AUSTIN, TX - In February 2017, the Texas economy expanded with the addition of 6,700 seasonally adjusted non-farm jobs, said a Texas Workforce Commission press release. Texas' seasonally adjusted unemployment rate increased to 4.9 percent in February, which is a slight increase from 4.8 percent in January.
“Texas employers added 222,400 jobs over the year in the diverse Texas economy,” said Texas Workforce Commission (TWC) Chairman Andres Alcantar. “TWC will continue to focus on the workforce needs of these growing industries and build partnerships that develop a world-class workforce for Texas employers.”
According to the release, the Education and Health Services industry recorded the largest private-industry employment gain over the month with 11,700 jobs added. Leisure and Hospitality employment grew by 4,400 jobs in February, while Manufacturing jobs expanded by 3,900.
“Texas employers continue to keep our state’s economy strong with private-sector employment expanding over the year with an overall job-growth of 189,200, including 12,300 jobs added in February,” said TWC Commissioner Representing Employers Ruth R. Hughs. “TWC is committed to offering programs that allow employers to provide customized training to meet the skills needed for today’s competitive job market.”
The Civilian Labor Force (C.L.F.) Estimates with a non-seasonally adjusted rate for the San Angelo Metropolitan Statistical Area (MSA) also witnessed an improvement, but remains lower than Abilene, Midland, Odessa, and Lubbock.
San Angelo's C.L.F. for February was at 52.8 percent, and 51.4 percent in January. Unemployment went down to 2.4 percent in February from 2.5 percent in January. The MSA for San Angelo in February was also at 4.4 percent; in January is was 4.6 percent. To see the comparisons with the other listed cities, visit here.

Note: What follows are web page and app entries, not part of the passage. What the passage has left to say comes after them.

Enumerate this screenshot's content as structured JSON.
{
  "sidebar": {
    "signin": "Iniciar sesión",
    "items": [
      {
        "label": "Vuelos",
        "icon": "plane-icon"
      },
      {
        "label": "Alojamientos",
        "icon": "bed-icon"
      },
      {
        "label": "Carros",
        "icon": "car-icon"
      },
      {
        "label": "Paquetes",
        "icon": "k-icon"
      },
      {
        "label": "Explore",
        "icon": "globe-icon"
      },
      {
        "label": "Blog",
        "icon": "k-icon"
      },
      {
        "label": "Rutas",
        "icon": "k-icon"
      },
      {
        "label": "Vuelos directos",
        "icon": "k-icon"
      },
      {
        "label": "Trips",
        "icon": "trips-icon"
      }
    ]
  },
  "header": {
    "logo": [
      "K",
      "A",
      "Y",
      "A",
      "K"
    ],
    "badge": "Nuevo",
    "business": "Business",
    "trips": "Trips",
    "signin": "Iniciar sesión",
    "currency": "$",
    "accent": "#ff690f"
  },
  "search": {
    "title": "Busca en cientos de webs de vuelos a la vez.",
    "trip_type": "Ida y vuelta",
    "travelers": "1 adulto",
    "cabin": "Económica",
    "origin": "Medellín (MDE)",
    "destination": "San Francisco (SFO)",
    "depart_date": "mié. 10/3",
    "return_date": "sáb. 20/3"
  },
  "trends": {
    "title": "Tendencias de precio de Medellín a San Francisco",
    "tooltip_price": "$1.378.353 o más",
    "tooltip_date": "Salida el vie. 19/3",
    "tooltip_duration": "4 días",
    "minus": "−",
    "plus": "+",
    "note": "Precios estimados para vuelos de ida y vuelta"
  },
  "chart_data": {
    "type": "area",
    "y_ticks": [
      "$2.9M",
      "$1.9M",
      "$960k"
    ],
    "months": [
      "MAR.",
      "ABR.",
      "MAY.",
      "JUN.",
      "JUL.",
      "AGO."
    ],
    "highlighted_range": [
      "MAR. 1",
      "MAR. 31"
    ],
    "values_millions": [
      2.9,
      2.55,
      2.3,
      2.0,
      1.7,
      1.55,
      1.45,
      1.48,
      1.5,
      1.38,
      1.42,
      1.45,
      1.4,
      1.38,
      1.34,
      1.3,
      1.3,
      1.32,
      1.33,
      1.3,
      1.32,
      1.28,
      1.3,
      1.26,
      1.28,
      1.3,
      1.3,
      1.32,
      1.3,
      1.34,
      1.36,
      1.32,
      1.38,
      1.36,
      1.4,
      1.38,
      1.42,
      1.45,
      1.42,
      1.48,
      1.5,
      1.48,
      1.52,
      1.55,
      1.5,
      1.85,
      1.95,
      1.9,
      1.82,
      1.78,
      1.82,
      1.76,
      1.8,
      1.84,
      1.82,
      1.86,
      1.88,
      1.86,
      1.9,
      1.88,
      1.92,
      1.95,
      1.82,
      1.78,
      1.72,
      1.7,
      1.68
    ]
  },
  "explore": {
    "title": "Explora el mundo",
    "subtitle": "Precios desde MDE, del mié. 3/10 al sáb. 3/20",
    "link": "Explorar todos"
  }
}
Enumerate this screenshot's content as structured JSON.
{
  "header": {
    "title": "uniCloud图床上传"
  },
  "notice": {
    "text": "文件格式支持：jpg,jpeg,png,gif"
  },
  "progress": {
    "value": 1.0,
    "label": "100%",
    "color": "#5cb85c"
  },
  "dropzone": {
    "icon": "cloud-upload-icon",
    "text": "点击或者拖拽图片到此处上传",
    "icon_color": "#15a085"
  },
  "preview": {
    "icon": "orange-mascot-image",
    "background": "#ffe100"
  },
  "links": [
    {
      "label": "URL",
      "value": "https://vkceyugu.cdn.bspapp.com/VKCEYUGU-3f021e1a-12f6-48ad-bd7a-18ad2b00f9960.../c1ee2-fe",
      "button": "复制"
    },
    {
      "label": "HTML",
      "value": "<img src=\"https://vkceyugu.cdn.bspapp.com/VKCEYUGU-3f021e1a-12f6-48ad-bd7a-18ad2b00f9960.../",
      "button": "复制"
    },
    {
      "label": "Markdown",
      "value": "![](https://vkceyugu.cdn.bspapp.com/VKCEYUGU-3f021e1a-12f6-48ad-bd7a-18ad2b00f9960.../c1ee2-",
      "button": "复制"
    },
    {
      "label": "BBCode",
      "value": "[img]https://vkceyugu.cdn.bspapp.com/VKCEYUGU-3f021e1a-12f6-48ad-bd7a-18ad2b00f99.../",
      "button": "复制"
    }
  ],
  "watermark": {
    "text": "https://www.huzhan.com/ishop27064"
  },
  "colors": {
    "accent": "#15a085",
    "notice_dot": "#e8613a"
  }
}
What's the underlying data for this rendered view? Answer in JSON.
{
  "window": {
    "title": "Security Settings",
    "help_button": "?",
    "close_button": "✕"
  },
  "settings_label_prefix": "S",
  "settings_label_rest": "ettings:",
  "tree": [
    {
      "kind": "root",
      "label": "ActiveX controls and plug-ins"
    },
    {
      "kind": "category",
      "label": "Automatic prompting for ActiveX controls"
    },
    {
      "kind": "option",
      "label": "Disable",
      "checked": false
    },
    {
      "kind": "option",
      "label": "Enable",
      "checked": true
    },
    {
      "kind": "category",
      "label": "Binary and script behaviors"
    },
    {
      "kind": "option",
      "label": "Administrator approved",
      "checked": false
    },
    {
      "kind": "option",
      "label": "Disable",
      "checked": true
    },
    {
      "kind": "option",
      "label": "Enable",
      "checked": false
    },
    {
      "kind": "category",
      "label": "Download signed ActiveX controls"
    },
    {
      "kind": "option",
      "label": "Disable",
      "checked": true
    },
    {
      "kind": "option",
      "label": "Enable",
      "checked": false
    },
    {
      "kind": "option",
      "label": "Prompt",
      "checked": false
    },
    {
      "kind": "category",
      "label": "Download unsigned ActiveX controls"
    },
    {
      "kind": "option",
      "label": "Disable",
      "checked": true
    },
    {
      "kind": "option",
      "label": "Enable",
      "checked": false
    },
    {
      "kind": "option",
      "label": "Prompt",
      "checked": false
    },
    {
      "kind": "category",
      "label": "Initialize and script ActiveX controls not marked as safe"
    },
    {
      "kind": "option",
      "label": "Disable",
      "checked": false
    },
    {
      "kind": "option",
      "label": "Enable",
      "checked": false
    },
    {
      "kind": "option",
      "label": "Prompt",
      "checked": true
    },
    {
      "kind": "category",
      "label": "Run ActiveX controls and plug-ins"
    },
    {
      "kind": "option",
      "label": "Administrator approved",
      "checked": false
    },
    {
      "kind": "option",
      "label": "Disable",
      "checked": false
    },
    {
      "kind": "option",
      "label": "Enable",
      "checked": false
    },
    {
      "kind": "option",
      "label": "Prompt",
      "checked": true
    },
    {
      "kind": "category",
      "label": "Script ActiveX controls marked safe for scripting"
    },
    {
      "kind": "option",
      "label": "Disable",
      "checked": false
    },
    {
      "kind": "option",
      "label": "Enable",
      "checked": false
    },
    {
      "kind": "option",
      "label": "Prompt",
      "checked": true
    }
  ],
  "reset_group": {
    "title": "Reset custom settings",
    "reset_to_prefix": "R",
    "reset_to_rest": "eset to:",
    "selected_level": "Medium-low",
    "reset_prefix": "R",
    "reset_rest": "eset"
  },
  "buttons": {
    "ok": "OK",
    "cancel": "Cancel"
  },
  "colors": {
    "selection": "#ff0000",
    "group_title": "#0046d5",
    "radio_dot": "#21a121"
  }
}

The release also noted that the Amarillo Metropolitan Statistical Area (MSA) recorded the month's lowest unemployment rate among Texas MSAs with a non-seasonally adjusted rate of 3.6 percent, followed by Lubbock and Austin-Round Rock MSAs with a rate of 3.7 percent, and the College Station-Bryan MSA with a rate of 3.8 for February.
“Texas’ labor force is the backbone of the Texas economy. It is made up of hard-working individuals who are eager to obtain the skills that our employers need,” said TWC Commissioner Representing Labor Julian Alvarez. “For individuals who need assistance connecting with that perfect career opportunity, I encourage our labor force to tap into TWC’s training resources like our apprenticeship training program that can help prepare them for a good-paying career.”
TWC employment estimates are produced in cooperation with the U.S. Department of Labor's Bureau of Labor Statistics. All estimates are subject to revision, said the release. To access this and more employment data, click here.